I like that this answer is shorter than Shafik's, but I think the key point that false is defined as 0 and true is defined as 1 in the standard (rather than just by common practice) needs evidence to back it up.

The biggest problem IIRC was that in K&R, enum bool { false = 0, true = 1} was legal but didn't define an operator<.

## c++ Is the operation "false true" well defined?

...and relational operators are specified to perform the usual arithmetic conversions (which includes integer promotions) on operands of arithmetic or enumeration type.

@KRyan I can't go back quite as far as K+R, but I dug out my copy of the 1990 ANSI C Standard. Section 6.3.8 says "Each of the operators < (less than), > (greater than), <= (less than or equal to), and >= (greater than or equal to) shall yield 1 if the specified relation is true and 0 if it is false. The result has type int."

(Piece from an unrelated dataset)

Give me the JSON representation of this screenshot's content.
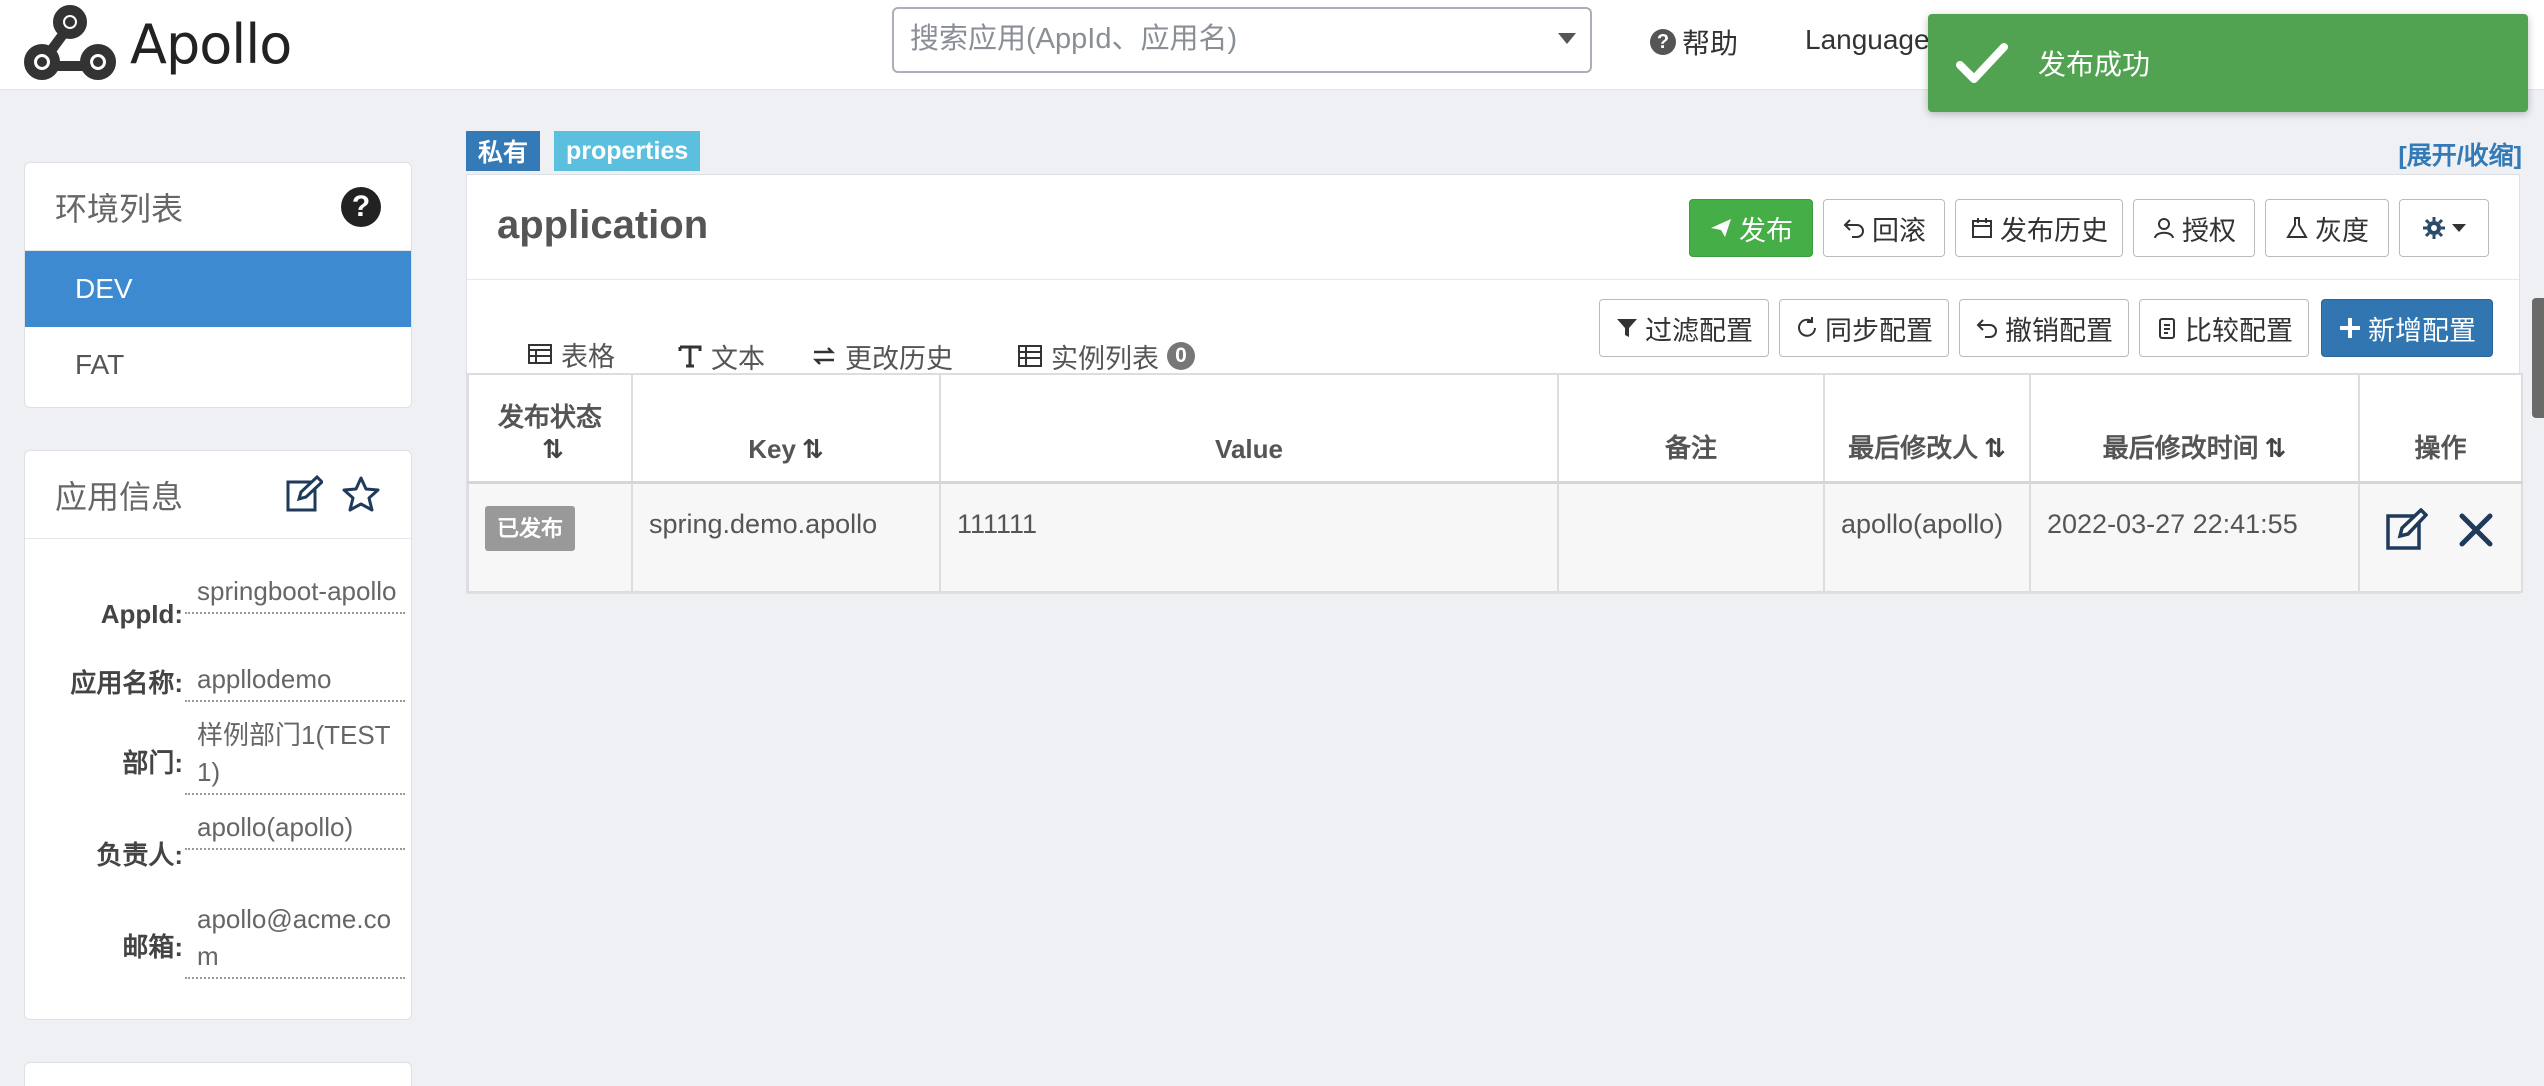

@KRyan what, you're not going to take my word for it? :) Before there was a bool type, before there was even C++, the result of a boolean operation was defined as 0 for false and 1 for true. I wouldn't be surprised if you can find it in K+R.

Boolean values are subject to the usual integer promotions, with false defined as 0 and true defined as 1. That makes all the comparisons well defined.

I like that this answer is shorter than Shafik's, but I think the key point that false is defined as 0 and true is defined as 1 in the standard (rather than just by common practice) needs evidence to back it up.

The biggest problem IIRC was that in K&R, enum bool { false = 0, true = 1} was legal but didn't define an operator<.

## Discussion